Though her son was not personally targeted by the comments, the atmosphere at the school in the city of Offenbach, near Frankfurt, led Alina R. to make the move.
She told the German news media that teachers and administrators had failed to react to the anti-Semitic comments thrown casually around the classroom. Comments such as “It’s as hot and humid as Auschwitz in here” or “you Jew” are common, she said, noting that her son’s Jewish identity is not public.
The 16-year-old will transfer to a private school where, Alina R. said, such problems are less common since the private school takes greater care to call out and punish such behavior.
According to German news reports, Alina R. had encouraged her son to speak with a teacher about the problem and the teacher did not take any action.
Meanwhile, the Federal Ministry of Justice will increase the punishment for crimes with anti-Semitic motivation.
Justice Minister Christine Lambrecht announced her planned amendment to the law on Thursday, saying that she was “ashamed of the fact that Jews in Germany no longer feel safe, that even many think about leaving the country.” She expects the parliament to pass the change by the end of the year.
Josef Schuster, head of the the Central Council of Jews in Germany, called it an “important step.”
“Anti-Semitic motivations must be considered separately and as aggravating circumstances in the sentencing,” he said.

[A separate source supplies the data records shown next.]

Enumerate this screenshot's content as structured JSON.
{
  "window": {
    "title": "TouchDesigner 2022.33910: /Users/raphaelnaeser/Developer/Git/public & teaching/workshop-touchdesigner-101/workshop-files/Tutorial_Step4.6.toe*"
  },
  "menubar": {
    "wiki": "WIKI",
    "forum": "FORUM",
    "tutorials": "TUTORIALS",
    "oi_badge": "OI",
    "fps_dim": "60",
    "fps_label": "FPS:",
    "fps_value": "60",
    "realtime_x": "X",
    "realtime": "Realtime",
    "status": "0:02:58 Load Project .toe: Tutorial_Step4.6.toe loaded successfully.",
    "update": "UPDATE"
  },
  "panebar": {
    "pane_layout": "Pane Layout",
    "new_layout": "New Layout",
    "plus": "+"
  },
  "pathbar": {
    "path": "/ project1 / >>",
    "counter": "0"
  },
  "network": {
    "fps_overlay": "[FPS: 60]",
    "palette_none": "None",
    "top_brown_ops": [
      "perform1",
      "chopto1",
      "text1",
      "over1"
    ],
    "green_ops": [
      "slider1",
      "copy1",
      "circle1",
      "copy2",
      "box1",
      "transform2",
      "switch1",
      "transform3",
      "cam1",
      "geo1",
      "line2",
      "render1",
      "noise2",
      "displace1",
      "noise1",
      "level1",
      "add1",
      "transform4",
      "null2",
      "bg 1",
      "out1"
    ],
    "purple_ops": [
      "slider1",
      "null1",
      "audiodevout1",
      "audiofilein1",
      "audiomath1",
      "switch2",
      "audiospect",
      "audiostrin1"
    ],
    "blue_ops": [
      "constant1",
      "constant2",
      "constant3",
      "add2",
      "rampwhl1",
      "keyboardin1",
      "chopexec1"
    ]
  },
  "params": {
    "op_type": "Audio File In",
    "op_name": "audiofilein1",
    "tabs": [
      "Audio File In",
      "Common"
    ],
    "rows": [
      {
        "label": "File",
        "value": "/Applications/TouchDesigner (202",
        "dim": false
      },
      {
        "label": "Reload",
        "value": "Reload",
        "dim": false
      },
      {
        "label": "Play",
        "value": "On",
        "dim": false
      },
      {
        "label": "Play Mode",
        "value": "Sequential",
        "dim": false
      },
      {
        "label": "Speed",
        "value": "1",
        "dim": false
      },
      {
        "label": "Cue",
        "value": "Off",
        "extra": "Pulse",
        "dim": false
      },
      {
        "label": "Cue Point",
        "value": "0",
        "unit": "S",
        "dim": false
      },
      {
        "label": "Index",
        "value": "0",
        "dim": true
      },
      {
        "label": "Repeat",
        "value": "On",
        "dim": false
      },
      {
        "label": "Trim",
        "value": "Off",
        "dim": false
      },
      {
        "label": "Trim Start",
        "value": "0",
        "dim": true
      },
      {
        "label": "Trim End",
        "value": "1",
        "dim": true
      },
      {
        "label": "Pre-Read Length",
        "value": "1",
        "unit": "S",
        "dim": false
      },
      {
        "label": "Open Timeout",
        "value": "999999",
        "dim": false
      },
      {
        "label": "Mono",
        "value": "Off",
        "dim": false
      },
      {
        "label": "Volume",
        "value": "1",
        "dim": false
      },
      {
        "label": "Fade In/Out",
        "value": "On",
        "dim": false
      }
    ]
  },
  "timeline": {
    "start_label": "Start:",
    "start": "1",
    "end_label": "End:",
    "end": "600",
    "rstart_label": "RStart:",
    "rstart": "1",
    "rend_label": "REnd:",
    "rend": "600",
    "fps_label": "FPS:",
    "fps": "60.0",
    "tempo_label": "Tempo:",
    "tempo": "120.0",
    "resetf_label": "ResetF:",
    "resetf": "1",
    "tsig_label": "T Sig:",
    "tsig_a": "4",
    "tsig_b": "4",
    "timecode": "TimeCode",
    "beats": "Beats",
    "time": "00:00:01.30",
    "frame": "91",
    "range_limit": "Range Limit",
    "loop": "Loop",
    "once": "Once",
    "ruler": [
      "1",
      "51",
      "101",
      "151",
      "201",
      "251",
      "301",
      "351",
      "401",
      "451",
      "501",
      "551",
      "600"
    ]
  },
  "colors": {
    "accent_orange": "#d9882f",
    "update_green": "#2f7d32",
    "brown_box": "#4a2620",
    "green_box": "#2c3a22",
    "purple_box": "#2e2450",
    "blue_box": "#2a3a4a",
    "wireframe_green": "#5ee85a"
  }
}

Schuster had argued for the inclusion of “anti-Semitism” in the list of motivations drawing a harsher punishment. The list currently includes racist and xenophobic motivations, among others.